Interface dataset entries
--*--

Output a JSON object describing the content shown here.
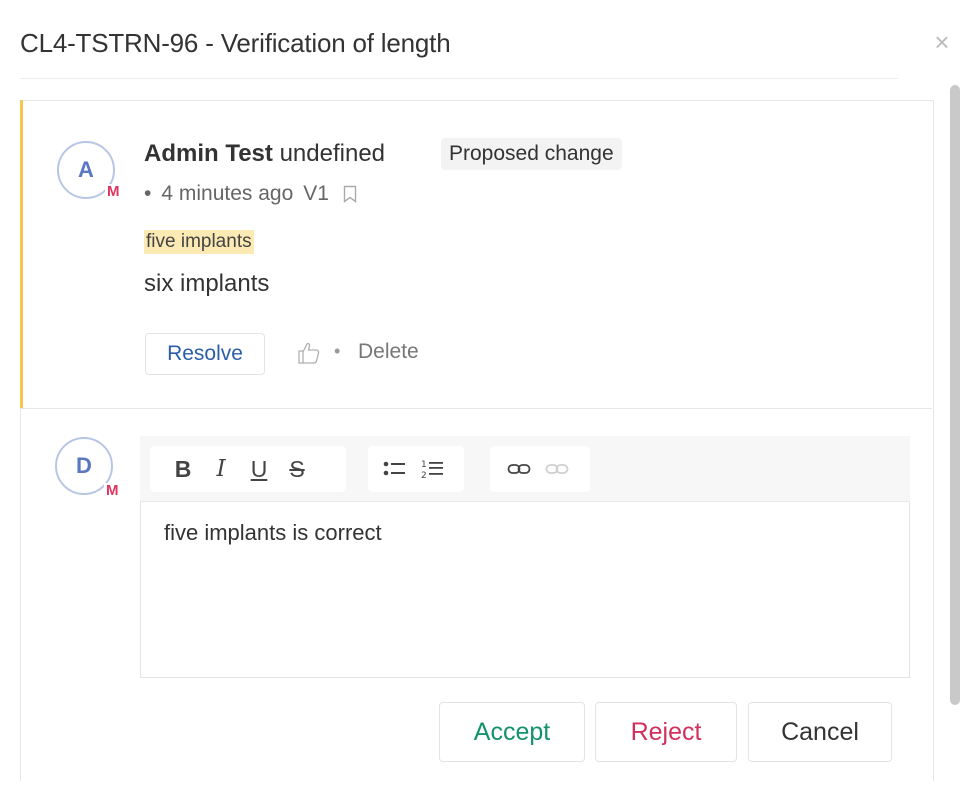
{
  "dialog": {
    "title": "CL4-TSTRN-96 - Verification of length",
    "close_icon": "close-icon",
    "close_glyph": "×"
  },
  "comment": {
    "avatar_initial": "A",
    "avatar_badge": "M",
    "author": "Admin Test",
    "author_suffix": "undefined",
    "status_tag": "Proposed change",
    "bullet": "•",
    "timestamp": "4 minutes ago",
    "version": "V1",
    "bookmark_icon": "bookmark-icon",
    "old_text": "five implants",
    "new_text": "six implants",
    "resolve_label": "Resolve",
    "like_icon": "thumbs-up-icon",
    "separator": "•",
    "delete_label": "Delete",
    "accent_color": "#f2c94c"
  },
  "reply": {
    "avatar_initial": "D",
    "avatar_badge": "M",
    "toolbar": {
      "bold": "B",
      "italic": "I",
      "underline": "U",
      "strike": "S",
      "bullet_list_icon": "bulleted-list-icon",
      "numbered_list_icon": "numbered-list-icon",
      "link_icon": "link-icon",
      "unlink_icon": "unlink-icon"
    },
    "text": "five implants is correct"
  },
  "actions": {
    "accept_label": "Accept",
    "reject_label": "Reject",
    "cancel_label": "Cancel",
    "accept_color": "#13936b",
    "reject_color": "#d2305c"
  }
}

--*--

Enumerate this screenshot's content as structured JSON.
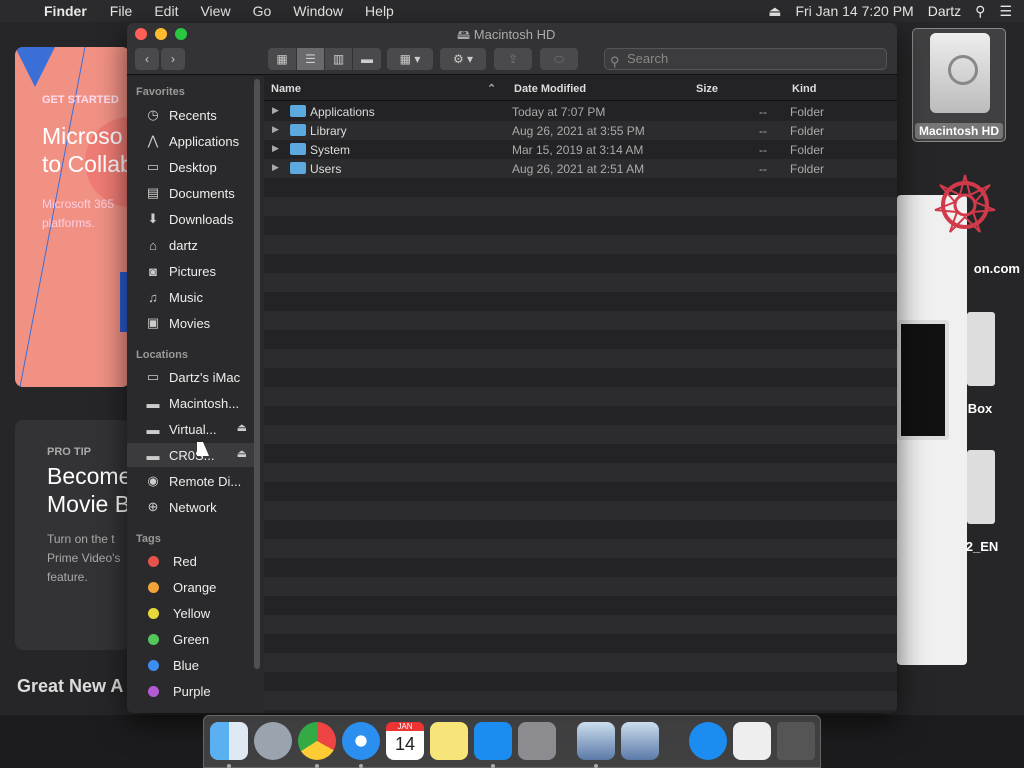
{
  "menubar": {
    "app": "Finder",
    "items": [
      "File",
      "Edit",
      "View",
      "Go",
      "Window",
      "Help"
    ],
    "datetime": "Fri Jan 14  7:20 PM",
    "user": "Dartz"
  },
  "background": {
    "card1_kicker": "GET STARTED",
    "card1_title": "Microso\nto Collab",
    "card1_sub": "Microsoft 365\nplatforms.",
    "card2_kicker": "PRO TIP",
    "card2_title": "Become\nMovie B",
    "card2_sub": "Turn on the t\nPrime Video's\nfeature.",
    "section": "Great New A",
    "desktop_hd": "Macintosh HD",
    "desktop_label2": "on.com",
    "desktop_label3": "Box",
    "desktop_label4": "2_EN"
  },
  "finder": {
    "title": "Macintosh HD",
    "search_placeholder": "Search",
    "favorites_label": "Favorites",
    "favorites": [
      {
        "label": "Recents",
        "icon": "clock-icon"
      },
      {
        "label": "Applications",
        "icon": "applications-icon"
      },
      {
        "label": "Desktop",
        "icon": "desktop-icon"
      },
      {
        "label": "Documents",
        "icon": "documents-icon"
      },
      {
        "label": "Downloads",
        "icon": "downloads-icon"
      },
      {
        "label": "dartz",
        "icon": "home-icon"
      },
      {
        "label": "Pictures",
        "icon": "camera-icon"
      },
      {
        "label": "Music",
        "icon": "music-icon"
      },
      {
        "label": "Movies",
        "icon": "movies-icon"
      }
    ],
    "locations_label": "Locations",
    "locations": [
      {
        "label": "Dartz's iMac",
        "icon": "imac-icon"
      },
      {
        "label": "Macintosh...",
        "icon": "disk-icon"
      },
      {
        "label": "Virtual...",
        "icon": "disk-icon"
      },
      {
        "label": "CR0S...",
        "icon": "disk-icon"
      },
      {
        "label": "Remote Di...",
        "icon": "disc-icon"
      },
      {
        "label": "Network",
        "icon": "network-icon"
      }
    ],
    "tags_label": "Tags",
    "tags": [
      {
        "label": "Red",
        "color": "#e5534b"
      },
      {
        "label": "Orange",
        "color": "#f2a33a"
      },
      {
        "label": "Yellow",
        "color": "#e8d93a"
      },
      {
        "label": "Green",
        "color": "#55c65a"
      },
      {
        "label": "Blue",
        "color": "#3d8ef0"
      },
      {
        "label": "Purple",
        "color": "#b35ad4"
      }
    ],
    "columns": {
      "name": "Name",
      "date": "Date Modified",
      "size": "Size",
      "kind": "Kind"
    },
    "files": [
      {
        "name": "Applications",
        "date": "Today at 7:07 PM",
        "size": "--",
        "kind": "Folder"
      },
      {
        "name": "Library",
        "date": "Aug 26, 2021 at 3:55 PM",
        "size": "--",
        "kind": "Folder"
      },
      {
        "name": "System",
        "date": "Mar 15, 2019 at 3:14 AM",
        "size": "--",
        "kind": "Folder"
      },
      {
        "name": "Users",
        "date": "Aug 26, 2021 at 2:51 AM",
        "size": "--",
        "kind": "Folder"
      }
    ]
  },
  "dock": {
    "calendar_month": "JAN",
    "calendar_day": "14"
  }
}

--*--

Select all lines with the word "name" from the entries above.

▶ **Written answer**
      "name": "Name",
        "name": "Applications",
        "name": "Library",
        "name": "System",
        "name": "Users",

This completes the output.